BEGIN DATA SHOWN

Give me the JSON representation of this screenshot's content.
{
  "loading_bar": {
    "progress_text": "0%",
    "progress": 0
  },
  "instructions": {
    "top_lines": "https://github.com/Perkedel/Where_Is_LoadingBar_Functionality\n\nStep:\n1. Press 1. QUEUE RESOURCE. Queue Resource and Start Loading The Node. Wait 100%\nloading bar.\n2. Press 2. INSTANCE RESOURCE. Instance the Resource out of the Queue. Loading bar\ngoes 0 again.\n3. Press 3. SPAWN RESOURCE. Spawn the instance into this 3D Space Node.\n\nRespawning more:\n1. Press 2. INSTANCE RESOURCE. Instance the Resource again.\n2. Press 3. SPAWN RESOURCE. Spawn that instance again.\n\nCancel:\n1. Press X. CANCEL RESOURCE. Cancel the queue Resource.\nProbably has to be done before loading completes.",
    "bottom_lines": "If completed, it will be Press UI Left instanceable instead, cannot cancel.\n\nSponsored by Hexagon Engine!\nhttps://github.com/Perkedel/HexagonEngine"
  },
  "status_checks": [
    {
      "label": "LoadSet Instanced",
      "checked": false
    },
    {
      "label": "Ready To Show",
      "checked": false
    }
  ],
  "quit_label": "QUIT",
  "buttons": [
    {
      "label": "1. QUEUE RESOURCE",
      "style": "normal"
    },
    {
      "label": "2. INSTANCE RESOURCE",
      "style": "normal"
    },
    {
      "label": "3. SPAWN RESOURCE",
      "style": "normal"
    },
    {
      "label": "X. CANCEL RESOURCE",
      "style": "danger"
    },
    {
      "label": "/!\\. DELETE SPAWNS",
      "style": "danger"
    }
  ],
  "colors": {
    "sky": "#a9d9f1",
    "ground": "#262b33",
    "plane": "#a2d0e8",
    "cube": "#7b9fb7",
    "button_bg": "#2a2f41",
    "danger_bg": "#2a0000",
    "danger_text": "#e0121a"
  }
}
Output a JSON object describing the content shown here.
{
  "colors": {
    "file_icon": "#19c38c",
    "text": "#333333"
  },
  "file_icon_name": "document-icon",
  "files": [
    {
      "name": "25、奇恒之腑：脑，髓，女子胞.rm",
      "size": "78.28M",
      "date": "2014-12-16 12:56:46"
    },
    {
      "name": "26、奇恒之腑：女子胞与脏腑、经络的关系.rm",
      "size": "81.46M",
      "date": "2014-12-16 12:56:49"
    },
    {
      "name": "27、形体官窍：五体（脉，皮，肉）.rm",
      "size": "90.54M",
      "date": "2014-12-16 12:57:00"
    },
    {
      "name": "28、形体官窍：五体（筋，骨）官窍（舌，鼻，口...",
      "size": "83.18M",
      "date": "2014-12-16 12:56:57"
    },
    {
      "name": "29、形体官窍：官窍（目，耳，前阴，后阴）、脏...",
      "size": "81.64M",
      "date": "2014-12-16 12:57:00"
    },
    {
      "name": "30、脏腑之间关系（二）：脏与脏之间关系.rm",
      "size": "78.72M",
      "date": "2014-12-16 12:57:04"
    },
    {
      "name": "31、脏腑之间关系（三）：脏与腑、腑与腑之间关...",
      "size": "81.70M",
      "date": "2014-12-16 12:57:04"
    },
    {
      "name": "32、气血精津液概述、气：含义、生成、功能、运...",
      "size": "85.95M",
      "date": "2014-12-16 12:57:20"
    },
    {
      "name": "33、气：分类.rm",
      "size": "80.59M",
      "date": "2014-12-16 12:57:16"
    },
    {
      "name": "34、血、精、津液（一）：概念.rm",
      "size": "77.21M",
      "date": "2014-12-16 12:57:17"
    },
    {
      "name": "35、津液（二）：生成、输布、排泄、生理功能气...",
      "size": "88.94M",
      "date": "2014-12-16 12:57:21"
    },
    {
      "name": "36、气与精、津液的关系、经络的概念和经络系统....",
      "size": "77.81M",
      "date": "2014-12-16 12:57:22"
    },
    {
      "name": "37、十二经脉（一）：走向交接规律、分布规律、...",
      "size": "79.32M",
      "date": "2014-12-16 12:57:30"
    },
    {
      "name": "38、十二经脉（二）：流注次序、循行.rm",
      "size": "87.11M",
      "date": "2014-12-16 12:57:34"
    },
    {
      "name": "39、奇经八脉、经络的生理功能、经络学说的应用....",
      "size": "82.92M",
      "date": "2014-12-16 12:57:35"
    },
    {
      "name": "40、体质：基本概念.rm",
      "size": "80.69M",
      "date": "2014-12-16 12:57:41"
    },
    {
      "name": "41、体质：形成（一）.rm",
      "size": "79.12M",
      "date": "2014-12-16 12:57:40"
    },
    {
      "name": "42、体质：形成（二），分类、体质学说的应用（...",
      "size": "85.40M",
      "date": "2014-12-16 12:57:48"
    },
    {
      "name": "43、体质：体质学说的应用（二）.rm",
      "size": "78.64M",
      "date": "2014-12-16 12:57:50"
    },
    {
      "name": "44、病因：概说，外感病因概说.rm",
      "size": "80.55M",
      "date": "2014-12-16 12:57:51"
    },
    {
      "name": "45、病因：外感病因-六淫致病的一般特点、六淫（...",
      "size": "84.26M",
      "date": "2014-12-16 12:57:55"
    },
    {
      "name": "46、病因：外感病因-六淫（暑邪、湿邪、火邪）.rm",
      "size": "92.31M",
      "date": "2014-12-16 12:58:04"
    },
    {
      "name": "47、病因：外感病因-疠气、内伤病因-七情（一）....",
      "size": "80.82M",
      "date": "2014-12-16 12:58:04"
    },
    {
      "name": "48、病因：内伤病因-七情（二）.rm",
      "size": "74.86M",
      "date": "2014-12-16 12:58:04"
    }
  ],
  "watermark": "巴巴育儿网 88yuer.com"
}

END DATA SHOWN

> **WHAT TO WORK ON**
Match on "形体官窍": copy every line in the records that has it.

> **EXERCISE OUTPUT**
      "name": "27、形体官窍：五体（脉，皮，肉）.rm",
      "name": "28、形体官窍：五体（筋，骨）官窍（舌，鼻，口...",
      "name": "29、形体官窍：官窍（目，耳，前阴，后阴）、脏...",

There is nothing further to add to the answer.